Once again, the country of my birth is deep in political crisis.
Italy's Prime Minister, Romano Prodi, lost a vote of confidence on Thursday and the government fell. It was the 61st government since the end of the Second World War. If there's one certainty about the political system, it's that it's perpetually unstable. In this current crisis, Italian politicians realize the country faces substantive economic and political problems, and the divisions among the parties and government coalitions indicate that politicians are deeply divided about what to do. Consultations with Italy's president, the country's head of state, are continuing this weekend in an effort to plot a path forward. Another general election, or some type of caretaker government, are distinct possibilities.
Italy's image on the world stage has taken a beating since before Christmas, when piles of garbage started growing in the streets of Naples and the surrounding area. Garbage collectors went on strike when landfills reached capacity. Residents have supported the collectors, and are living with huge piles of unsanitary and malodorous refuse on city streets. They say the landfills have been used as dumping grounds for toxic waste, creating big health concerns, and want someone to clean up local administrations that have been influenced by mafia-controlled disposal companies.

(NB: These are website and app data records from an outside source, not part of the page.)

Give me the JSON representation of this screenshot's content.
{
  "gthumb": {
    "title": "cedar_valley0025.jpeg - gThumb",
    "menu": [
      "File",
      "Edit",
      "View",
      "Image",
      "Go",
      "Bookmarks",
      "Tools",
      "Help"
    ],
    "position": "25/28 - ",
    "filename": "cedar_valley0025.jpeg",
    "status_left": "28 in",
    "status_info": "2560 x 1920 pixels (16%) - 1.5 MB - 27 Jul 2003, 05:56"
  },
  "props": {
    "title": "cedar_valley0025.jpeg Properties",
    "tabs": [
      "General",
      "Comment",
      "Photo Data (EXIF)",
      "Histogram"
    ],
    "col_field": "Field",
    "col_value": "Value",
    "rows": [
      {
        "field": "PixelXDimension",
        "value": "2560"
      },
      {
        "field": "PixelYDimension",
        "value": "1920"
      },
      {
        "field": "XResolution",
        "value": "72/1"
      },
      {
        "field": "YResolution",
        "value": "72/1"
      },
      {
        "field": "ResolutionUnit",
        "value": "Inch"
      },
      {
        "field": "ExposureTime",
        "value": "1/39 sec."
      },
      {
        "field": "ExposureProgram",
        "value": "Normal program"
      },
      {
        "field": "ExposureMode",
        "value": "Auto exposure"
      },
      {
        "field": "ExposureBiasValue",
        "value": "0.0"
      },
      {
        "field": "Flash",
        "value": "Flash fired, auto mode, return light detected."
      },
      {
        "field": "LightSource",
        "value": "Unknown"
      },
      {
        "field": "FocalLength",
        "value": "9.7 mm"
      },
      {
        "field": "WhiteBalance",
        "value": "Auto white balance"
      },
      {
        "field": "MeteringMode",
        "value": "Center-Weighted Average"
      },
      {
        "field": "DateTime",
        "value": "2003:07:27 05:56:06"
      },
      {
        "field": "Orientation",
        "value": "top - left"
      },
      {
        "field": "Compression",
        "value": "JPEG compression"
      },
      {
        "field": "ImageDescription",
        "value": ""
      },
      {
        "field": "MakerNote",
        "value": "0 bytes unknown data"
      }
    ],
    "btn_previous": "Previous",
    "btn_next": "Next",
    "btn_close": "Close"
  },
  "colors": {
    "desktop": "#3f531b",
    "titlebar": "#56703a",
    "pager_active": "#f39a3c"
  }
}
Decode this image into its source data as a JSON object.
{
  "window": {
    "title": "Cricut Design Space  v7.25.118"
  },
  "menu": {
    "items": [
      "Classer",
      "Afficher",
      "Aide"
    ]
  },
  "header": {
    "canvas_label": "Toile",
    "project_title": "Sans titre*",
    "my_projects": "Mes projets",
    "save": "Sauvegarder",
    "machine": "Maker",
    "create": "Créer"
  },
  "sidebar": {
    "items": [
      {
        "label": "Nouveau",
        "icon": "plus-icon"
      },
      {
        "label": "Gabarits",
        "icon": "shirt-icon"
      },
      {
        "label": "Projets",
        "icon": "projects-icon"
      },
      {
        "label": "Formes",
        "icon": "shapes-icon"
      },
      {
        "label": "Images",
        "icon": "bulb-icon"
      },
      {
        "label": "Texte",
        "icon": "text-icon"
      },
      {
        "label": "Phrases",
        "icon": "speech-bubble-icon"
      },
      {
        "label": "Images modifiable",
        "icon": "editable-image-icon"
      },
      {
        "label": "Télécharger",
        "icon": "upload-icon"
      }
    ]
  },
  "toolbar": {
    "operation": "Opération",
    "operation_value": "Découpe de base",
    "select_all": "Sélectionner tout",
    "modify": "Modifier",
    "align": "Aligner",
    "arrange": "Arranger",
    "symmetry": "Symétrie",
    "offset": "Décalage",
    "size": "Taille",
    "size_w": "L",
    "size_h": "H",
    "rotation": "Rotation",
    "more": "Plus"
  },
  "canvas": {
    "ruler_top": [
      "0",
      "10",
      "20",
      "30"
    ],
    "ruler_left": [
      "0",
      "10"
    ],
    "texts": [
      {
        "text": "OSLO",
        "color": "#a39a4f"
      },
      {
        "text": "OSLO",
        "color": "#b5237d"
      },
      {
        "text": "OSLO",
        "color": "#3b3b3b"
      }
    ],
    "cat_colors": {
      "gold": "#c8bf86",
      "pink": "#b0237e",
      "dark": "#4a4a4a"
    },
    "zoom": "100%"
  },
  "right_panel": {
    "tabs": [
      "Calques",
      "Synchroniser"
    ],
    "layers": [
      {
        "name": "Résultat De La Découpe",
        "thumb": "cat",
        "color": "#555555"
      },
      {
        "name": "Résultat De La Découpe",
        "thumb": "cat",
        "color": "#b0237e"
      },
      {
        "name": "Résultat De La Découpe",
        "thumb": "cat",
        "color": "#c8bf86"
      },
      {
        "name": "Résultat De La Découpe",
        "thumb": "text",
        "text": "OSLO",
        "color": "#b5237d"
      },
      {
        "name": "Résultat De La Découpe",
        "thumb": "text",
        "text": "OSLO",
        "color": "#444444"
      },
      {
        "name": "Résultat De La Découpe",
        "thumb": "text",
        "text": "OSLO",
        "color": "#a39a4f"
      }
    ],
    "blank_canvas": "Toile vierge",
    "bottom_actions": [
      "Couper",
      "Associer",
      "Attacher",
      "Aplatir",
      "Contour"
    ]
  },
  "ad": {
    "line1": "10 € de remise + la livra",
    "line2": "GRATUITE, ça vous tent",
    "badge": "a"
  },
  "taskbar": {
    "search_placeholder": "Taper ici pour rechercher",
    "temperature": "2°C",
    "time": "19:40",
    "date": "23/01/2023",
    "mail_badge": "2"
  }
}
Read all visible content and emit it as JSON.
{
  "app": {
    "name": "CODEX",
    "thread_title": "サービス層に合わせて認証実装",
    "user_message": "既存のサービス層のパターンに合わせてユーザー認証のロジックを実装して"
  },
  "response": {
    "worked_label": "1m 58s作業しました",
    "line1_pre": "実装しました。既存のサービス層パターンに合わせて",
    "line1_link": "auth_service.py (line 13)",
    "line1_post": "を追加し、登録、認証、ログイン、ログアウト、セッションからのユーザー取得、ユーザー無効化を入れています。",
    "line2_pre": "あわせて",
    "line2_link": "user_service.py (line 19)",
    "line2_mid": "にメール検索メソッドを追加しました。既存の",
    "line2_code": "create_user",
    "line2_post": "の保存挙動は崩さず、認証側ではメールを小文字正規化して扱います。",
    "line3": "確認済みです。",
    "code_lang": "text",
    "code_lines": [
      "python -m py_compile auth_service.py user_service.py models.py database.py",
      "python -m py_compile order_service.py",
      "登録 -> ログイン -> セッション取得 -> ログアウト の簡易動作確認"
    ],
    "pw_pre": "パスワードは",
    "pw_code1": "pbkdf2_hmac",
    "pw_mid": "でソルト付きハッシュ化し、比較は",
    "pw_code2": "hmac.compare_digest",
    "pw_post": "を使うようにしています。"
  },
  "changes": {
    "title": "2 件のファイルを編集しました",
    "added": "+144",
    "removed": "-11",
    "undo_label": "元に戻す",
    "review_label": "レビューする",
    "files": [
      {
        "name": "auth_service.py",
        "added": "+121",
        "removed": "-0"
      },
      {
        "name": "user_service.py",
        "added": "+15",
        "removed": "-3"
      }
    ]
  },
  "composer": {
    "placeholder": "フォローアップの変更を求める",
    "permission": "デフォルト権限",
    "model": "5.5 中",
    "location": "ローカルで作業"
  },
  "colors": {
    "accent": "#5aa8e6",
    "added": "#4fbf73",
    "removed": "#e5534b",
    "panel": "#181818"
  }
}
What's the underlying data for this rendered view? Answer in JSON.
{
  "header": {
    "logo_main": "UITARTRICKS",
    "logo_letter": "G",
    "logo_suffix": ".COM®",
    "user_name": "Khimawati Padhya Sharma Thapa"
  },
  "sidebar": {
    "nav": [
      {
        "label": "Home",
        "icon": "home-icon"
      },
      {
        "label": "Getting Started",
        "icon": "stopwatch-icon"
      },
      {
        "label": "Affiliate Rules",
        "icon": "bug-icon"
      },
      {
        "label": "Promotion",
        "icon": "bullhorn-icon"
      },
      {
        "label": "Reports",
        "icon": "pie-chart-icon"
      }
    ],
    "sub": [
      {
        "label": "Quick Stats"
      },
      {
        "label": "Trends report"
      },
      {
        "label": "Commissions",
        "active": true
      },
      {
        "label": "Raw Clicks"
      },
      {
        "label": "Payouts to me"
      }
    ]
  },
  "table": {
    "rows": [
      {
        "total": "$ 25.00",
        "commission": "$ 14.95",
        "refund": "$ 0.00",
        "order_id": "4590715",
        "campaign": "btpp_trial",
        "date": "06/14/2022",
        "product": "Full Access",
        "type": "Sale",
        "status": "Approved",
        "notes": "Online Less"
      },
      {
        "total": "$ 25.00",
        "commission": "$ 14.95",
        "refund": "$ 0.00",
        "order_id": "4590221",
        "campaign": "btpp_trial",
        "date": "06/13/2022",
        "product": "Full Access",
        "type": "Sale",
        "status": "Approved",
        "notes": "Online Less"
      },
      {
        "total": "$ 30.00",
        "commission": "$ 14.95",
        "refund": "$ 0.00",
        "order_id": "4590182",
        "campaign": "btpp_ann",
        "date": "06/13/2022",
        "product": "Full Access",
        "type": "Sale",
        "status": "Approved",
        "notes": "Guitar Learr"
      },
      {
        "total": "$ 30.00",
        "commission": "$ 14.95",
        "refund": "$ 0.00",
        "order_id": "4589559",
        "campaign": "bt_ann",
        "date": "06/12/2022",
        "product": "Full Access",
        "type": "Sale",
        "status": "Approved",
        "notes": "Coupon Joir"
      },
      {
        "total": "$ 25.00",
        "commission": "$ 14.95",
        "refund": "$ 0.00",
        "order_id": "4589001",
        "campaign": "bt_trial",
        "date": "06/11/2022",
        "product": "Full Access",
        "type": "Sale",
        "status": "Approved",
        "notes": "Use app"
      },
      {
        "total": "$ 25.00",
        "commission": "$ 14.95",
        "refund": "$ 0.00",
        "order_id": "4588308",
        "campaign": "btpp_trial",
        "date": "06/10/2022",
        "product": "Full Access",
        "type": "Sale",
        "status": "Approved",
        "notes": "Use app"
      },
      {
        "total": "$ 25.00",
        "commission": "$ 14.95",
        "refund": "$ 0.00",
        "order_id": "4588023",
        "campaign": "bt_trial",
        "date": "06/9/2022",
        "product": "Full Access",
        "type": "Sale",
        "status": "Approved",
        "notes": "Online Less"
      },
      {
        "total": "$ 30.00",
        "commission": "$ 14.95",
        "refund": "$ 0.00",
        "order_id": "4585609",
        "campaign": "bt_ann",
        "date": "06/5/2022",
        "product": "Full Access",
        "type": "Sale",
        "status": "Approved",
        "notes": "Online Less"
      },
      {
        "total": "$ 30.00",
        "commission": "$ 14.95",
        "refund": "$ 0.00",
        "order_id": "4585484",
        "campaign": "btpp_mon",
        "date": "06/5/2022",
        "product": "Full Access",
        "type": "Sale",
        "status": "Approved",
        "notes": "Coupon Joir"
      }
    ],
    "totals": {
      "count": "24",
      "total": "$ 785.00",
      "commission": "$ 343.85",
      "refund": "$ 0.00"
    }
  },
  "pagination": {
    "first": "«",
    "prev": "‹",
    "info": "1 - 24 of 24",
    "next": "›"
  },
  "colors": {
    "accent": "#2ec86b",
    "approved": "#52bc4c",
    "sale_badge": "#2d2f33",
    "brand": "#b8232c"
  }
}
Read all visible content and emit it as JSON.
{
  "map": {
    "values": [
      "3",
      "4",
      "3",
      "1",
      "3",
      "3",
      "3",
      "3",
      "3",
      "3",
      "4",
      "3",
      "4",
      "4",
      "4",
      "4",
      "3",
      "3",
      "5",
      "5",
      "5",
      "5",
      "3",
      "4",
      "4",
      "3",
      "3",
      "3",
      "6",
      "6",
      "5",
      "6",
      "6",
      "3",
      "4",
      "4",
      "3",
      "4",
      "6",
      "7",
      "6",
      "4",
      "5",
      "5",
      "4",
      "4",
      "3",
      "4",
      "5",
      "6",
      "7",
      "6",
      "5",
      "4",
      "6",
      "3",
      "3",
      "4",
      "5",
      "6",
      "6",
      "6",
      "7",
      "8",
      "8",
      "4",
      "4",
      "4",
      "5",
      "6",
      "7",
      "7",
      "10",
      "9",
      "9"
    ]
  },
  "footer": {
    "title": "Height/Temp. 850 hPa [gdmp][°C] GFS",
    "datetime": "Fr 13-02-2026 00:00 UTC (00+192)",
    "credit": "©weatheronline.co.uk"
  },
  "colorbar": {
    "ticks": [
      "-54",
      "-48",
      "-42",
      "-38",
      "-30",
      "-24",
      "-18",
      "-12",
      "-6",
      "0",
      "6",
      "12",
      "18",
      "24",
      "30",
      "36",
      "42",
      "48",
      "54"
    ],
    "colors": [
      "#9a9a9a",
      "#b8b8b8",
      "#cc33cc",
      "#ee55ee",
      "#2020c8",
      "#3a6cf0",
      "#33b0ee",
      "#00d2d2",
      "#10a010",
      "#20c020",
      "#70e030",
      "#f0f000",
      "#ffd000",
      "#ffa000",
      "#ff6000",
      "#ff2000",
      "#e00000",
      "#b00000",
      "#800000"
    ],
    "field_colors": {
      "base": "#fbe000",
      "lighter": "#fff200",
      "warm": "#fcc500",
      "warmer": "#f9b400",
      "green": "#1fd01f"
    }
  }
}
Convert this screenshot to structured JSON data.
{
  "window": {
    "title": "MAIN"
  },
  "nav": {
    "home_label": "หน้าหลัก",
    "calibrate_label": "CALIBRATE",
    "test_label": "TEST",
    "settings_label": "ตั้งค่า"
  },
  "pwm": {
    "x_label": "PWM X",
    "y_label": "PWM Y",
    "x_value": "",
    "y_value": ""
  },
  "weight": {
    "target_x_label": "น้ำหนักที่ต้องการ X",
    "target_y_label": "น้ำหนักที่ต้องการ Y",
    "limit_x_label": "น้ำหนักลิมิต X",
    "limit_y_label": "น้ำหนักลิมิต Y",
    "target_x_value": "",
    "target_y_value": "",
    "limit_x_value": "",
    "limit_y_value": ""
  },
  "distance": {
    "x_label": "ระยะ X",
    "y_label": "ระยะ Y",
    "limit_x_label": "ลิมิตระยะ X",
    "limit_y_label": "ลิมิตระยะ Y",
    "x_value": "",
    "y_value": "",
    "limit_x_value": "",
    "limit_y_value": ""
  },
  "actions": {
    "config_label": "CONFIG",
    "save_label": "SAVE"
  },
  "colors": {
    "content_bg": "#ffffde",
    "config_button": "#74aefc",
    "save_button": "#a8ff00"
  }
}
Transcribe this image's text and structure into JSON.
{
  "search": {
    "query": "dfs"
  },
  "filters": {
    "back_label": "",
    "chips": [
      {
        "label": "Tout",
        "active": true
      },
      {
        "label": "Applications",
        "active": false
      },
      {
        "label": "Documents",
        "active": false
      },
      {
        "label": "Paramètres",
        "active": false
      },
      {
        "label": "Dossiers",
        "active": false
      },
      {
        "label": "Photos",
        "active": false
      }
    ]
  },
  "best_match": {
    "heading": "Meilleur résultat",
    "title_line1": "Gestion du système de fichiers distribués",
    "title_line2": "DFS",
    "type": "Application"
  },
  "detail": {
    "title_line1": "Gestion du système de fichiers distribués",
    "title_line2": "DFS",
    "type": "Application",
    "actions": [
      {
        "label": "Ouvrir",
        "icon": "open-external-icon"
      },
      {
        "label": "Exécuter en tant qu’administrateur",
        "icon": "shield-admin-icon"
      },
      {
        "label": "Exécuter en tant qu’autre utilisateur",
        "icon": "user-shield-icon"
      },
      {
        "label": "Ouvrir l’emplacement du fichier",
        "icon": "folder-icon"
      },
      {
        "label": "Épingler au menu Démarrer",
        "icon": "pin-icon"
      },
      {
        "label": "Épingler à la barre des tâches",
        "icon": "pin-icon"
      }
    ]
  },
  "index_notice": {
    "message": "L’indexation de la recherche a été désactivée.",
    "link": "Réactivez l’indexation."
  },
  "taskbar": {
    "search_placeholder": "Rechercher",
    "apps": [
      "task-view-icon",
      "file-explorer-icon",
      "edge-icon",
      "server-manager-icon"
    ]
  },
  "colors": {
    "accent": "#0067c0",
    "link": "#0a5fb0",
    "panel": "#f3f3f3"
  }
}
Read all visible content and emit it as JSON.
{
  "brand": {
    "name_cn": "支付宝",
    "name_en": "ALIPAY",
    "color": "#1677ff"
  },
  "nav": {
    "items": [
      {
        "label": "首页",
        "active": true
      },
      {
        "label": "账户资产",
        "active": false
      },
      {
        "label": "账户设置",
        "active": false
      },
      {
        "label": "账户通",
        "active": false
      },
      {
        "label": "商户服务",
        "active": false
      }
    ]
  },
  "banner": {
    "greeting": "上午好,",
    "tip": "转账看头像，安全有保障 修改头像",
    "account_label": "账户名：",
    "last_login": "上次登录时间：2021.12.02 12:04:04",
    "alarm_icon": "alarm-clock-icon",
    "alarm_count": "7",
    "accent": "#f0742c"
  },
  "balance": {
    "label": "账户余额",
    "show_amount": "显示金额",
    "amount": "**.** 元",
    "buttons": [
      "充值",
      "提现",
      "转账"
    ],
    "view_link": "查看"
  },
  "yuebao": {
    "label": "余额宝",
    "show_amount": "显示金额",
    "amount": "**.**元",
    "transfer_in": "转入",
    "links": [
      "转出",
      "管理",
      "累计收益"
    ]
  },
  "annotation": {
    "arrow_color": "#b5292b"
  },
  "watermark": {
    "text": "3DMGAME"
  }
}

The country desperately needs political reform, but with no single party able to hold a majority and no clear consensus, the political climate will remain turbulent for some time. Meanwhile, Italians get by on personal initiative and making the most of their connections.